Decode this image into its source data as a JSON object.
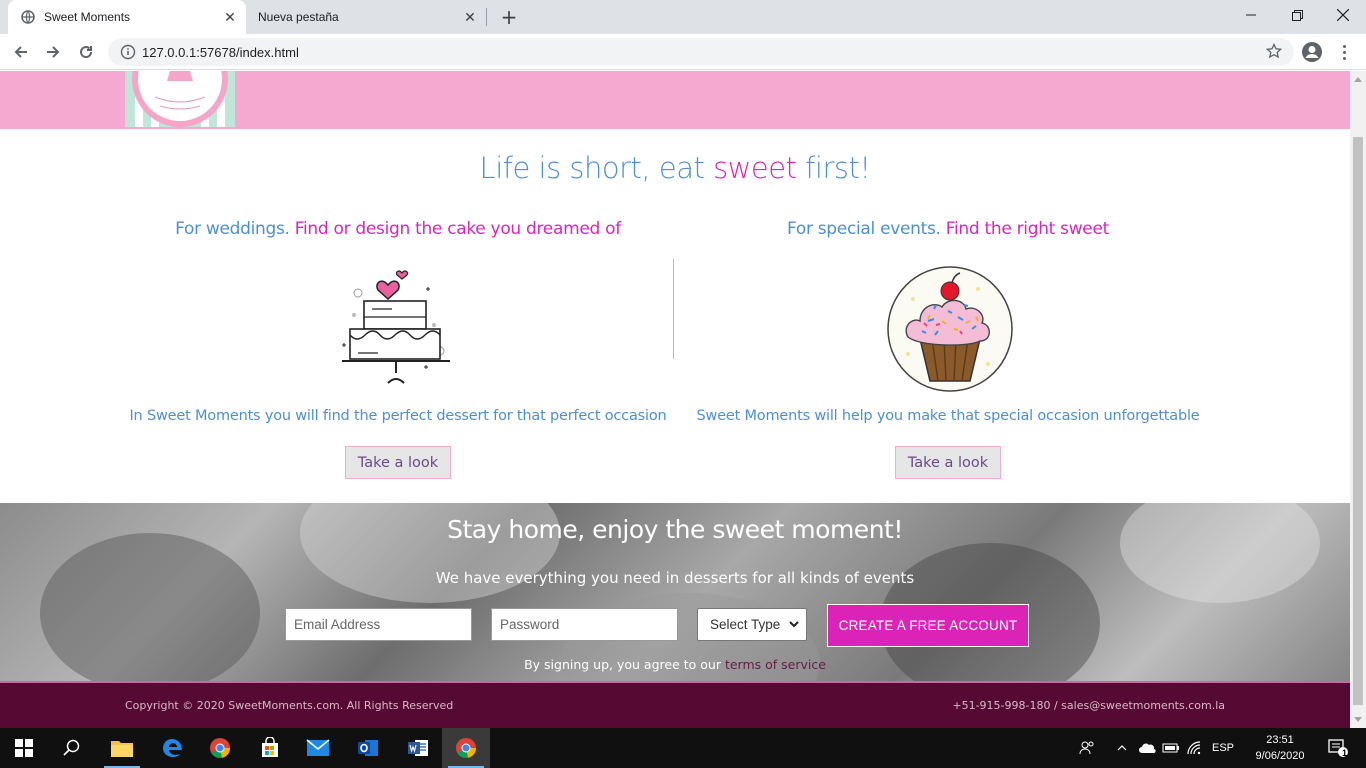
{
  "browser": {
    "tabs": [
      {
        "title": "Sweet Moments",
        "active": true
      },
      {
        "title": "Nueva pestaña",
        "active": false
      }
    ],
    "url": "127.0.0.1:57678/index.html"
  },
  "page": {
    "headline": {
      "part1": "Life is short, eat ",
      "part2": "sweet",
      "part3": " first!"
    },
    "left": {
      "heading_blue": "For weddings. ",
      "heading_pink": "Find or design the cake you dreamed of",
      "text": "In Sweet Moments you will find the perfect dessert for that perfect occasion",
      "button": "Take a look"
    },
    "right": {
      "heading_blue": "For special events. ",
      "heading_pink": "Find the right sweet",
      "text": "Sweet Moments will help you make that special occasion unforgettable",
      "button": "Take a look"
    },
    "signup": {
      "title": "Stay home, enjoy the sweet moment!",
      "subtitle": "We have everything you need in desserts for all kinds of events",
      "email_placeholder": "Email Address",
      "password_placeholder": "Password",
      "type_select": "Select Type",
      "cta": "CREATE A FREE ACCOUNT",
      "terms_prefix": "By signing up, you agree to our ",
      "terms_link": "terms of service"
    },
    "footer": {
      "copyright": "Copyright © 2020 SweetMoments.com. All Rights Reserved",
      "contact": "+51-915-998-180 / sales@sweetmoments.com.la"
    },
    "colors": {
      "pink_header": "#f5a9d0",
      "accent_pink": "#dc23b8",
      "blue_text": "#4e8fd0",
      "footer": "#560a33"
    }
  },
  "taskbar": {
    "language": "ESP",
    "time": "23:51",
    "date": "9/06/2020",
    "notifications": "1"
  }
}
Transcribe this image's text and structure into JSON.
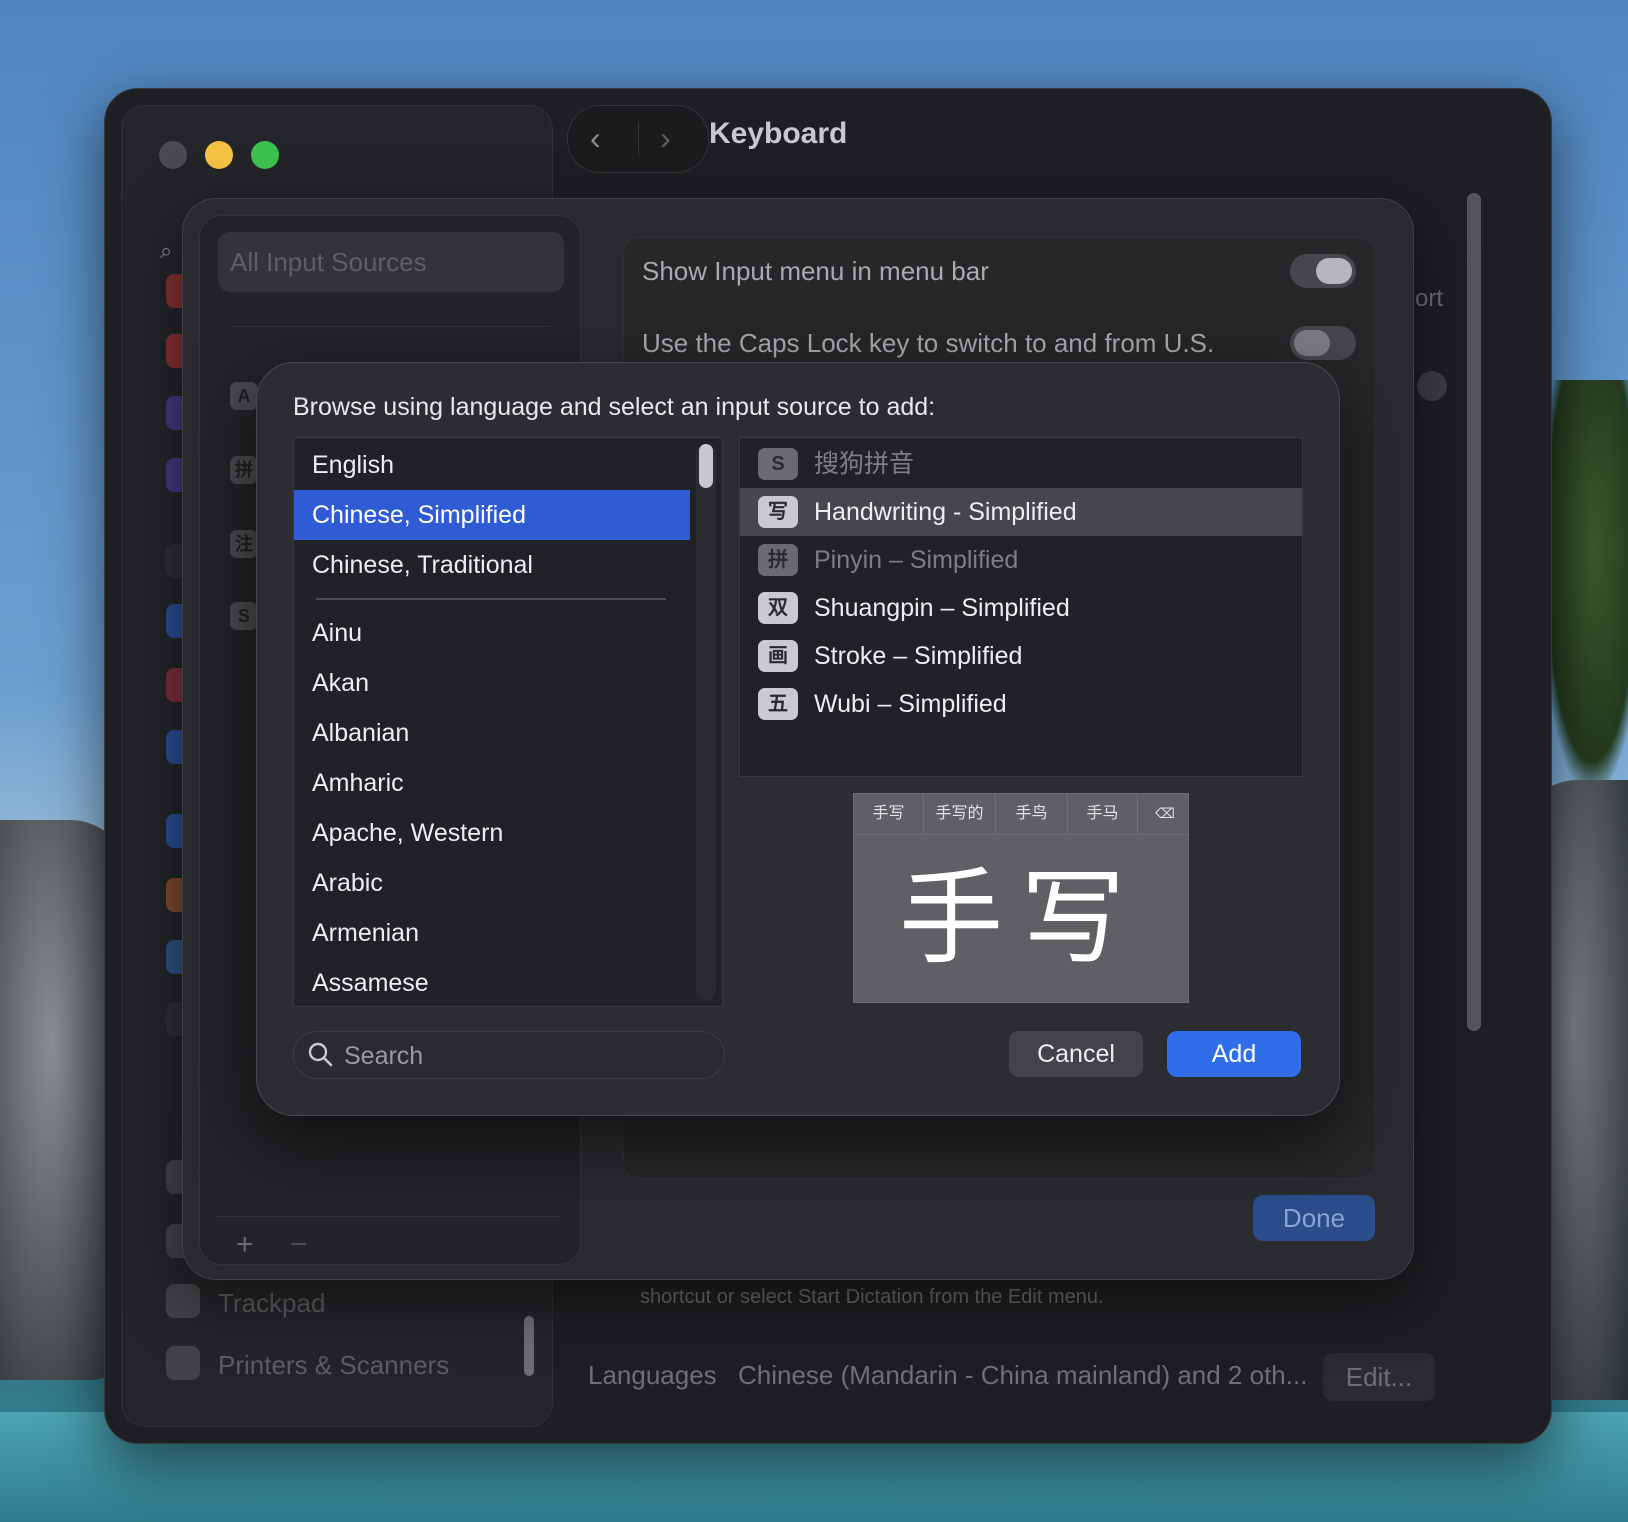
{
  "window": {
    "title": "Keyboard"
  },
  "sidebar": {
    "bottom_items": [
      {
        "label": "Trackpad"
      },
      {
        "label": "Printers & Scanners"
      }
    ]
  },
  "input_sources_sheet": {
    "search_placeholder": "All Input Sources",
    "settings": [
      {
        "label": "Show Input menu in menu bar",
        "on": true
      },
      {
        "label": "Use the Caps Lock key to switch to and from U.S.",
        "on": false
      }
    ],
    "done_label": "Done",
    "add_symbol": "+",
    "remove_symbol": "−"
  },
  "background": {
    "dictation_text": "shortcut or select Start Dictation from the Edit menu.",
    "languages_label": "Languages",
    "languages_value": "Chinese (Mandarin - China mainland) and 2 oth...",
    "edit_label": "Edit...",
    "truncated_right": "ort"
  },
  "dialog": {
    "prompt": "Browse using language and select an input source to add:",
    "languages_top": [
      {
        "label": "English",
        "selected": false
      },
      {
        "label": "Chinese, Simplified",
        "selected": true
      },
      {
        "label": "Chinese, Traditional",
        "selected": false
      }
    ],
    "languages": [
      "Ainu",
      "Akan",
      "Albanian",
      "Amharic",
      "Apache, Western",
      "Arabic",
      "Armenian",
      "Assamese"
    ],
    "sources": [
      {
        "icon_text": "S",
        "icon_name": "sogou-icon",
        "label": "搜狗拼音",
        "dim": true,
        "selected": false
      },
      {
        "icon_text": "写",
        "icon_name": "handwriting-icon",
        "label": "Handwriting - Simplified",
        "dim": false,
        "selected": true
      },
      {
        "icon_text": "拼",
        "icon_name": "pinyin-icon",
        "label": "Pinyin – Simplified",
        "dim": true,
        "selected": false
      },
      {
        "icon_text": "双",
        "icon_name": "shuangpin-icon",
        "label": "Shuangpin – Simplified",
        "dim": false,
        "selected": false
      },
      {
        "icon_text": "画",
        "icon_name": "stroke-icon",
        "label": "Stroke – Simplified",
        "dim": false,
        "selected": false
      },
      {
        "icon_text": "五",
        "icon_name": "wubi-icon",
        "label": "Wubi – Simplified",
        "dim": false,
        "selected": false
      }
    ],
    "preview": {
      "candidates": [
        "手写",
        "手写的",
        "手鸟",
        "手马"
      ],
      "delete_icon": "⌫",
      "handwritten": "手写"
    },
    "search_placeholder": "Search",
    "cancel_label": "Cancel",
    "add_label": "Add"
  },
  "colors": {
    "accent": "#2f6ee8",
    "selection": "#2f5bd4"
  }
}
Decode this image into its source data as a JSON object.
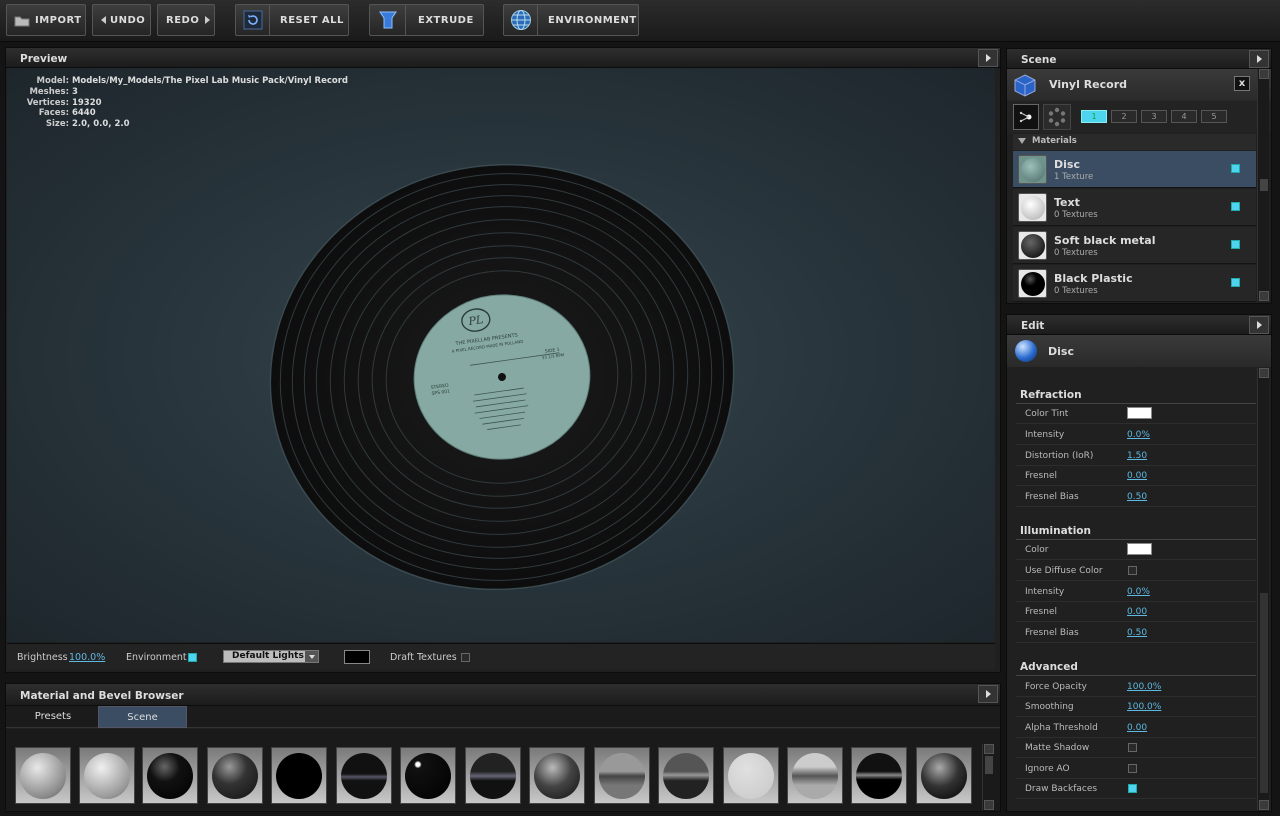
{
  "toolbar": {
    "import": "IMPORT",
    "undo": "UNDO",
    "redo": "REDO",
    "reset_all": "RESET ALL",
    "extrude": "EXTRUDE",
    "environment": "ENVIRONMENT"
  },
  "preview": {
    "title": "Preview",
    "info": [
      {
        "key": "Model:",
        "value": "Models/My_Models/The Pixel Lab Music Pack/Vinyl Record"
      },
      {
        "key": "Meshes:",
        "value": "3"
      },
      {
        "key": "Vertices:",
        "value": "19320"
      },
      {
        "key": "Faces:",
        "value": "6440"
      },
      {
        "key": "Size:",
        "value": "2.0, 0.0, 2.0"
      }
    ],
    "label": {
      "logo": "PL",
      "line1": "THE PIXELLAB PRESENTS",
      "line2": "A PIXEL RECORD MADE IN POLLAND",
      "left1": "STEREO",
      "left2": "SPS 001",
      "right1": "SIDE 1",
      "right2": "33 1/3 RPM"
    },
    "brightness_label": "Brightness",
    "brightness_value": "100.0%",
    "environment_label": "Environment",
    "lights_select": "Default Lights",
    "draft_label": "Draft Textures"
  },
  "scene": {
    "title": "Scene",
    "object_name": "Vinyl Record",
    "close": "x",
    "view_numbers": [
      "1",
      "2",
      "3",
      "4",
      "5"
    ],
    "materials_header": "Materials",
    "materials": [
      {
        "name": "Disc",
        "sub": "1 Texture"
      },
      {
        "name": "Text",
        "sub": "0 Textures"
      },
      {
        "name": "Soft black metal",
        "sub": "0 Textures"
      },
      {
        "name": "Black Plastic",
        "sub": "0 Textures"
      }
    ]
  },
  "edit": {
    "title": "Edit",
    "material_name": "Disc",
    "refraction": {
      "title": "Refraction",
      "rows": [
        {
          "label": "Color Tint",
          "value": ""
        },
        {
          "label": "Intensity",
          "value": "0.0%"
        },
        {
          "label": "Distortion (IoR)",
          "value": "1.50"
        },
        {
          "label": "Fresnel",
          "value": "0.00"
        },
        {
          "label": "Fresnel Bias",
          "value": "0.50"
        }
      ]
    },
    "illumination": {
      "title": "Illumination",
      "rows": [
        {
          "label": "Color",
          "value": ""
        },
        {
          "label": "Use Diffuse Color",
          "value": ""
        },
        {
          "label": "Intensity",
          "value": "0.0%"
        },
        {
          "label": "Fresnel",
          "value": "0.00"
        },
        {
          "label": "Fresnel Bias",
          "value": "0.50"
        }
      ]
    },
    "advanced": {
      "title": "Advanced",
      "rows": [
        {
          "label": "Force Opacity",
          "value": "100.0%"
        },
        {
          "label": "Smoothing",
          "value": "100.0%"
        },
        {
          "label": "Alpha Threshold",
          "value": "0.00"
        },
        {
          "label": "Matte Shadow",
          "value": ""
        },
        {
          "label": "Ignore AO",
          "value": ""
        },
        {
          "label": "Draw Backfaces",
          "value": ""
        }
      ]
    }
  },
  "browser": {
    "title": "Material and Bevel Browser",
    "tabs": [
      "Presets",
      "Scene"
    ]
  },
  "colors": {
    "accent": "#4fd4f0",
    "selected_row": "#3a4d62",
    "label_teal": "#86aaa3"
  }
}
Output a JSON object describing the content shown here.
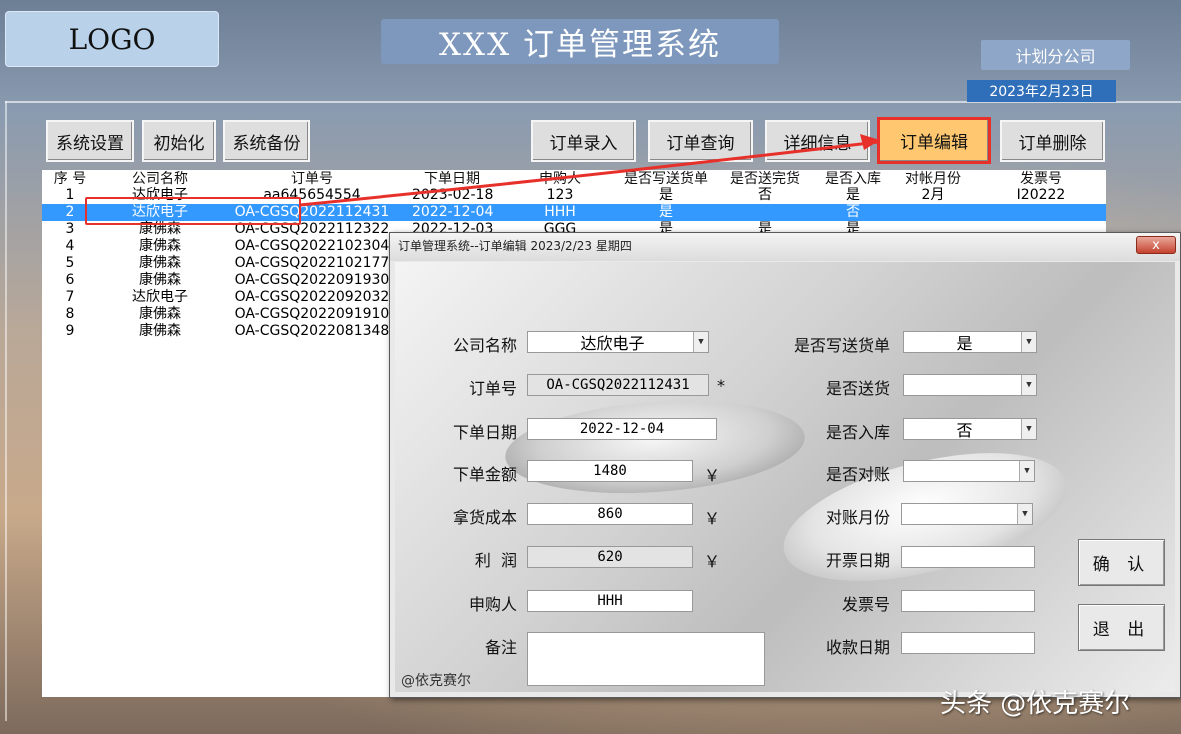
{
  "header": {
    "logo": "LOGO",
    "title": "XXX 订单管理系统",
    "company": "计划分公司",
    "date": "2023年2月23日"
  },
  "toolbar_left": [
    "系统设置",
    "初始化",
    "系统备份"
  ],
  "toolbar_right": [
    "订单录入",
    "订单查询",
    "详细信息",
    "订单编辑",
    "订单删除"
  ],
  "grid": {
    "columns": [
      "序 号",
      "公司名称",
      "订单号",
      "下单日期",
      "申购人",
      "是否写送货单",
      "是否送完货",
      "是否入库",
      "对帐月份",
      "发票号"
    ],
    "rows": [
      [
        "1",
        "达欣电子",
        "aa645654554",
        "2023-02-18",
        "123",
        "是",
        "否",
        "是",
        "2月",
        "I20222"
      ],
      [
        "2",
        "达欣电子",
        "OA-CGSQ2022112431",
        "2022-12-04",
        "HHH",
        "是",
        "",
        "否",
        "",
        ""
      ],
      [
        "3",
        "康佛森",
        "OA-CGSQ2022112322",
        "2022-12-03",
        "GGG",
        "是",
        "是",
        "是",
        "",
        ""
      ],
      [
        "4",
        "康佛森",
        "OA-CGSQ2022102304",
        "",
        "",
        "",
        "",
        "",
        "",
        ""
      ],
      [
        "5",
        "康佛森",
        "OA-CGSQ2022102177",
        "",
        "",
        "",
        "",
        "",
        "",
        ""
      ],
      [
        "6",
        "康佛森",
        "OA-CGSQ2022091930",
        "",
        "",
        "",
        "",
        "",
        "",
        ""
      ],
      [
        "7",
        "达欣电子",
        "OA-CGSQ2022092032",
        "",
        "",
        "",
        "",
        "",
        "",
        ""
      ],
      [
        "8",
        "康佛森",
        "OA-CGSQ2022091910",
        "",
        "",
        "",
        "",
        "",
        "",
        ""
      ],
      [
        "9",
        "康佛森",
        "OA-CGSQ2022081348",
        "",
        "",
        "",
        "",
        "",
        "",
        ""
      ]
    ]
  },
  "dialog": {
    "title": "订单管理系统--订单编辑 2023/2/23 星期四",
    "close": "x",
    "left_fields": {
      "company_label": "公司名称",
      "company_value": "达欣电子",
      "order_label": "订单号",
      "order_value": "OA-CGSQ2022112431",
      "order_mark": "*",
      "date_label": "下单日期",
      "date_value": "2022-12-04",
      "amount_label": "下单金额",
      "amount_value": "1480",
      "cost_label": "拿货成本",
      "cost_value": "860",
      "profit_label": "利  润",
      "profit_value": "620",
      "buyer_label": "申购人",
      "buyer_value": "HHH",
      "remark_label": "备注",
      "remark_value": "",
      "currency": "￥"
    },
    "right_fields": {
      "delivery_note_label": "是否写送货单",
      "delivery_note_value": "是",
      "delivered_label": "是否送货",
      "delivered_value": "",
      "stocked_label": "是否入库",
      "stocked_value": "否",
      "reconciled_label": "是否对账",
      "reconciled_value": "",
      "month_label": "对账月份",
      "month_value": "",
      "invoice_date_label": "开票日期",
      "invoice_date_value": "",
      "invoice_no_label": "发票号",
      "invoice_no_value": "",
      "payment_date_label": "收款日期",
      "payment_date_value": ""
    },
    "confirm": "确 认",
    "exit": "退 出",
    "footer": "@依克赛尔"
  },
  "watermark": "头条 @依克赛尔",
  "colors": {
    "accent": "#3399ff",
    "highlight": "#e8302b",
    "active_button": "#ffc870"
  }
}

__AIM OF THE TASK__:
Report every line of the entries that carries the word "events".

__RESPONSE__:
      "heading_blue": "For special events. ",
      "subtitle": "We have everything you need in desserts for all kinds of events",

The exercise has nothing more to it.